BEGIN INFORMATION SHOWN

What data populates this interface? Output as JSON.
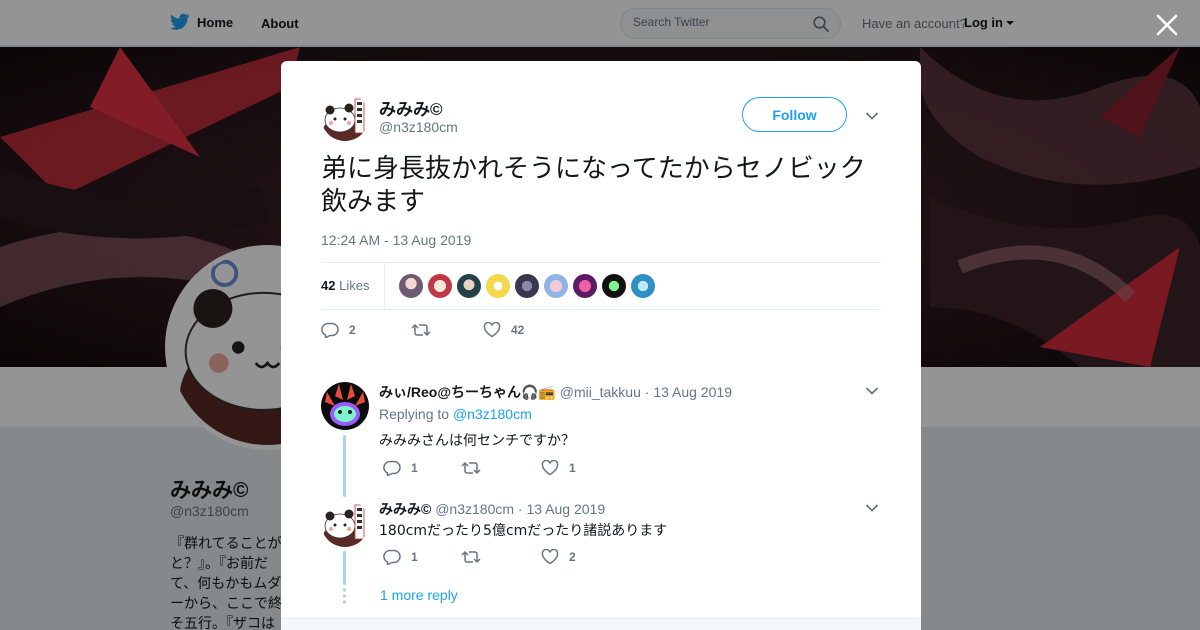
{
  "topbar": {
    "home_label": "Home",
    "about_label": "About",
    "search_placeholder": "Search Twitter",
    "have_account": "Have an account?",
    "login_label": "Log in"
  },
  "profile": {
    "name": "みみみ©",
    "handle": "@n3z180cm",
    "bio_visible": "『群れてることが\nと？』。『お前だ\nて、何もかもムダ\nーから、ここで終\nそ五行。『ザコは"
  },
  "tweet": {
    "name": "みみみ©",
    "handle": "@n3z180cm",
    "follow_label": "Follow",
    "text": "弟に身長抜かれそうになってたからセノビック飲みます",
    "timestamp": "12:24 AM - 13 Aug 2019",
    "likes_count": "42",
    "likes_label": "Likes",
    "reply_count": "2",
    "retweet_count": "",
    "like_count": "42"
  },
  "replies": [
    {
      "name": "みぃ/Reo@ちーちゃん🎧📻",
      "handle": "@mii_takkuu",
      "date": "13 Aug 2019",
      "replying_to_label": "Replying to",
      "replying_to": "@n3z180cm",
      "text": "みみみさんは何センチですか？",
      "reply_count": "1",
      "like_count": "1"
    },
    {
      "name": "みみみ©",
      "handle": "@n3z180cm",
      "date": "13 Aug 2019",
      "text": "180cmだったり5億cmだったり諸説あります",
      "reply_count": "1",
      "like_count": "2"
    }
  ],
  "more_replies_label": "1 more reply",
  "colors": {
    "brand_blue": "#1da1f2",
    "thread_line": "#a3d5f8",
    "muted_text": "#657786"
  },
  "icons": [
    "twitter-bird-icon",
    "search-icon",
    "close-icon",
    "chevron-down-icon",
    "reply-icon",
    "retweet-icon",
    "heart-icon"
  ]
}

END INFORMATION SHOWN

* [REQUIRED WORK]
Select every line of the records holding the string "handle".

* [EXERCISE ANSWER]
    "handle": "@n3z180cm",
    "handle": "@n3z180cm",
      "handle": "@mii_takkuu",
      "handle": "@n3z180cm",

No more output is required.